TASK INSTRUCTIONS:
Whenever a line in this data holds the word "image", report that line in full.

RECORD SET below:

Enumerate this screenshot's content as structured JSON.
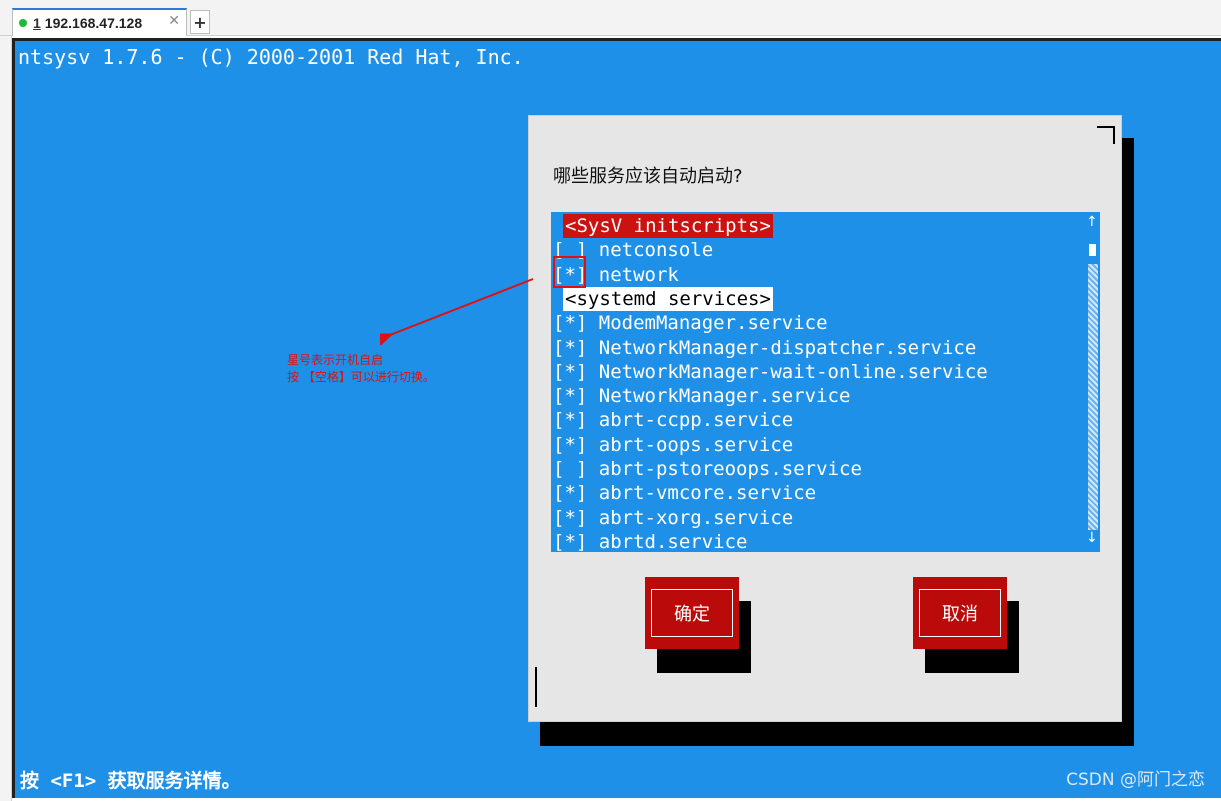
{
  "tab": {
    "index": "1",
    "label": "192.168.47.128",
    "close": "✕",
    "add": "+"
  },
  "terminal": {
    "title": "ntsysv 1.7.6 - (C) 2000-2001 Red Hat, Inc.",
    "hint": "按 <F1> 获取服务详情。"
  },
  "dialog": {
    "question": "哪些服务应该自动启动?",
    "list": [
      {
        "type": "heading",
        "style": "red",
        "text": "<SysV initscripts>"
      },
      {
        "type": "item",
        "checked": "[ ]",
        "name": "netconsole"
      },
      {
        "type": "item",
        "checked": "[*]",
        "name": "network"
      },
      {
        "type": "heading",
        "style": "white",
        "text": "<systemd services>"
      },
      {
        "type": "item",
        "checked": "[*]",
        "name": "ModemManager.service"
      },
      {
        "type": "item",
        "checked": "[*]",
        "name": "NetworkManager-dispatcher.service"
      },
      {
        "type": "item",
        "checked": "[*]",
        "name": "NetworkManager-wait-online.service"
      },
      {
        "type": "item",
        "checked": "[*]",
        "name": "NetworkManager.service"
      },
      {
        "type": "item",
        "checked": "[*]",
        "name": "abrt-ccpp.service"
      },
      {
        "type": "item",
        "checked": "[*]",
        "name": "abrt-oops.service"
      },
      {
        "type": "item",
        "checked": "[ ]",
        "name": "abrt-pstoreoops.service"
      },
      {
        "type": "item",
        "checked": "[*]",
        "name": "abrt-vmcore.service"
      },
      {
        "type": "item",
        "checked": "[*]",
        "name": "abrt-xorg.service"
      },
      {
        "type": "item",
        "checked": "[*]",
        "name": "abrtd.service"
      }
    ],
    "scroll_up": "↑",
    "scroll_down": "↓",
    "ok_label": "确定",
    "cancel_label": "取消"
  },
  "annotation": {
    "line1": "星号表示开机自启",
    "line2": "按 【空格】可以进行切换。",
    "color": "#e01010"
  },
  "watermark": "CSDN @阿门之恋",
  "colors": {
    "terminal_bg": "#1e90e8",
    "dialog_bg": "#e6e6e6",
    "button_red": "#bb0a0a",
    "heading_red": "#cc1111"
  }
}
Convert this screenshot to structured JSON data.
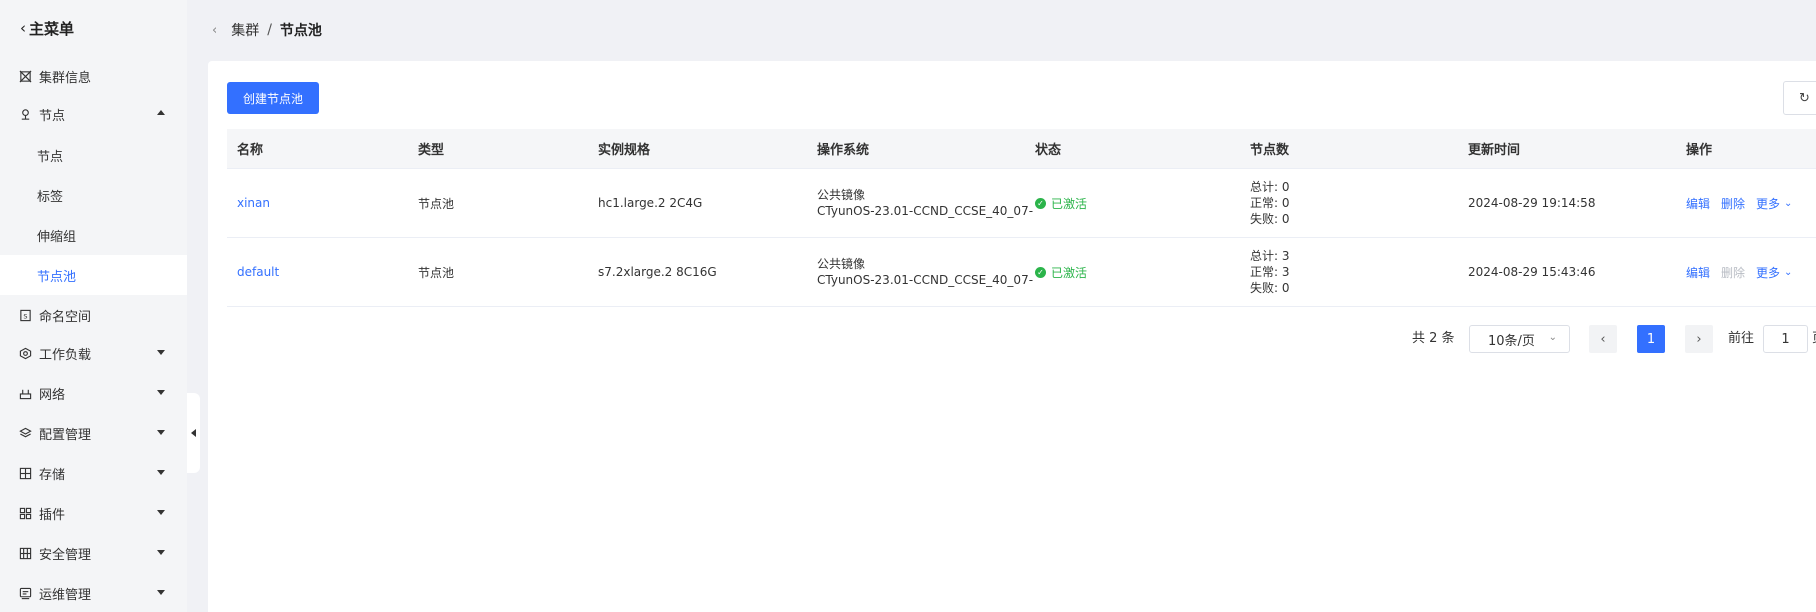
{
  "sidebar": {
    "header": "主菜单",
    "items": [
      {
        "label": "集群信息"
      },
      {
        "label": "节点"
      },
      {
        "label": "命名空间"
      },
      {
        "label": "工作负载"
      },
      {
        "label": "网络"
      },
      {
        "label": "配置管理"
      },
      {
        "label": "存储"
      },
      {
        "label": "插件"
      },
      {
        "label": "安全管理"
      },
      {
        "label": "运维管理"
      }
    ],
    "sub_items": [
      {
        "label": "节点"
      },
      {
        "label": "标签"
      },
      {
        "label": "伸缩组"
      },
      {
        "label": "节点池"
      }
    ]
  },
  "breadcrumb": {
    "parent": "集群",
    "separator": "/",
    "current": "节点池"
  },
  "toolbar": {
    "create_label": "创建节点池"
  },
  "table": {
    "columns": [
      "名称",
      "类型",
      "实例规格",
      "操作系统",
      "状态",
      "节点数",
      "更新时间",
      "操作"
    ],
    "rows": [
      {
        "name": "xinan",
        "type": "节点池",
        "spec": "hc1.large.2 2C4G",
        "os_line1": "公共镜像",
        "os_line2": "CTyunOS-23.01-CCND_CCSE_40_07-",
        "status": "已激活",
        "nodes_total": "总计: 0",
        "nodes_normal": "正常: 0",
        "nodes_failed": "失败: 0",
        "updated": "2024-08-29 19:14:58",
        "op_edit": "编辑",
        "op_delete": "删除",
        "op_more": "更多"
      },
      {
        "name": "default",
        "type": "节点池",
        "spec": "s7.2xlarge.2 8C16G",
        "os_line1": "公共镜像",
        "os_line2": "CTyunOS-23.01-CCND_CCSE_40_07-",
        "status": "已激活",
        "nodes_total": "总计: 3",
        "nodes_normal": "正常: 3",
        "nodes_failed": "失败: 0",
        "updated": "2024-08-29 15:43:46",
        "op_edit": "编辑",
        "op_delete": "删除",
        "op_more": "更多"
      }
    ]
  },
  "pagination": {
    "total": "共 2 条",
    "page_size": "10条/页",
    "current_page": "1",
    "goto_label": "前往",
    "goto_value": "1",
    "goto_suffix": "页"
  },
  "colors": {
    "accent": "#3370ff",
    "success": "#2bb44a",
    "disabled": "#b8bcc4"
  }
}
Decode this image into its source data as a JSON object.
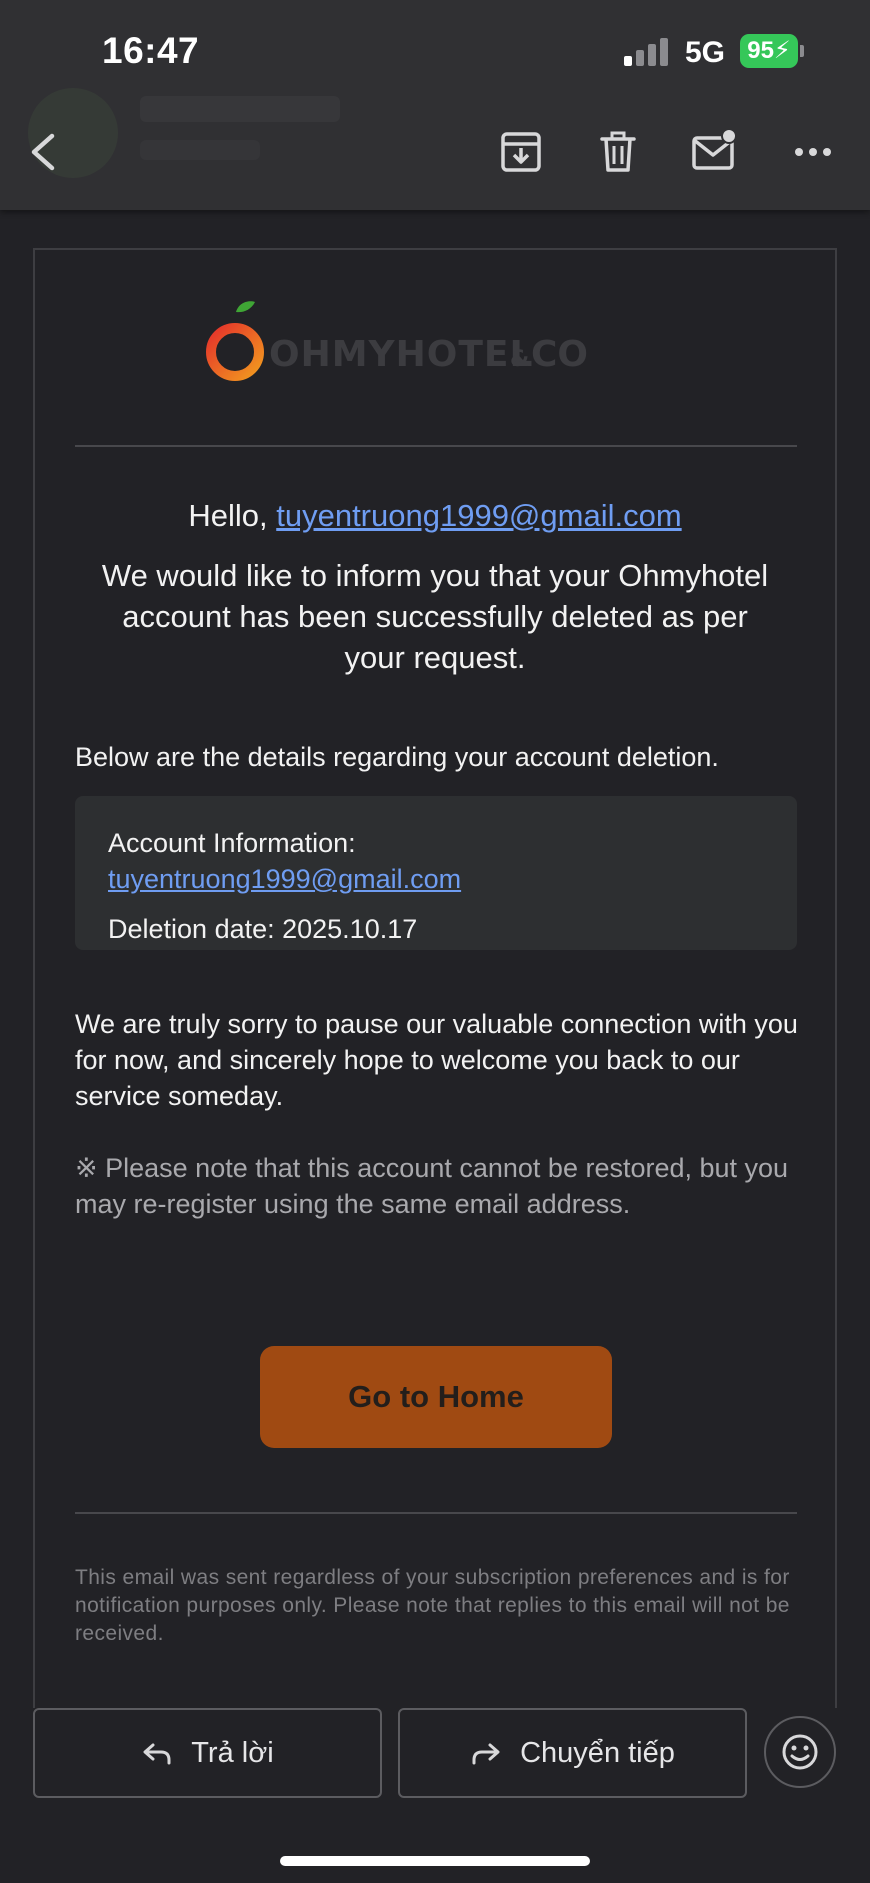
{
  "status_bar": {
    "time": "16:47",
    "network": "5G",
    "battery": "95",
    "battery_color": "#35c759"
  },
  "toolbar": {
    "icons": [
      "back-icon",
      "archive-icon",
      "trash-icon",
      "mark-unread-icon",
      "more-icon"
    ]
  },
  "email": {
    "logo_text": "OHMYHOTEL&CO",
    "greeting_prefix": "Hello,",
    "greeting_email": "tuyentruong1999@gmail.com",
    "intro": "We would like to inform you that your Ohmyhotel account has been successfully deleted as per your request.",
    "details_intro": "Below are the details regarding your account deletion.",
    "account_label": "Account Information:",
    "account_email": "tuyentruong1999@gmail.com",
    "deletion_date": "Deletion date: 2025.10.17",
    "sorry_text": "We are truly sorry to pause our valuable connection with you for now, and sincerely hope to welcome you back to our service someday.",
    "note_text": "※ Please note that this account cannot be restored, but you may re-register using the same email address.",
    "home_button": "Go to Home",
    "footer_note": "This email was sent regardless of your subscription preferences and is for notification purposes only. Please note that replies to this email will not be received.",
    "link_color": "#6f9df2",
    "button_color": "#a04a12"
  },
  "bottom_bar": {
    "reply_label": "Trả lời",
    "forward_label": "Chuyển tiếp",
    "emoji_icon": "emoji-icon"
  }
}
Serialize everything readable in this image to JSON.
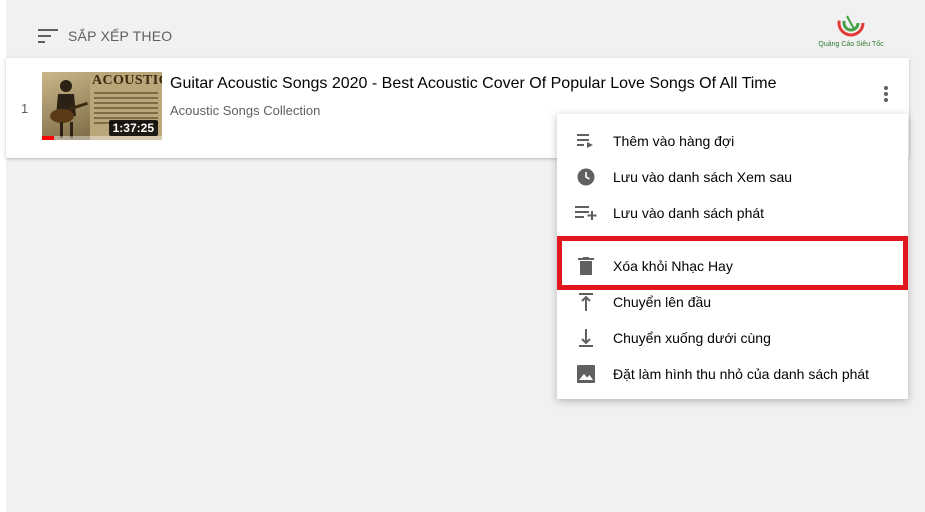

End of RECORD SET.

SOLUTION TO THIS PROBLEM:
Decode this image into its source data as a JSON object.
Serialize everything readable in this image to JSON.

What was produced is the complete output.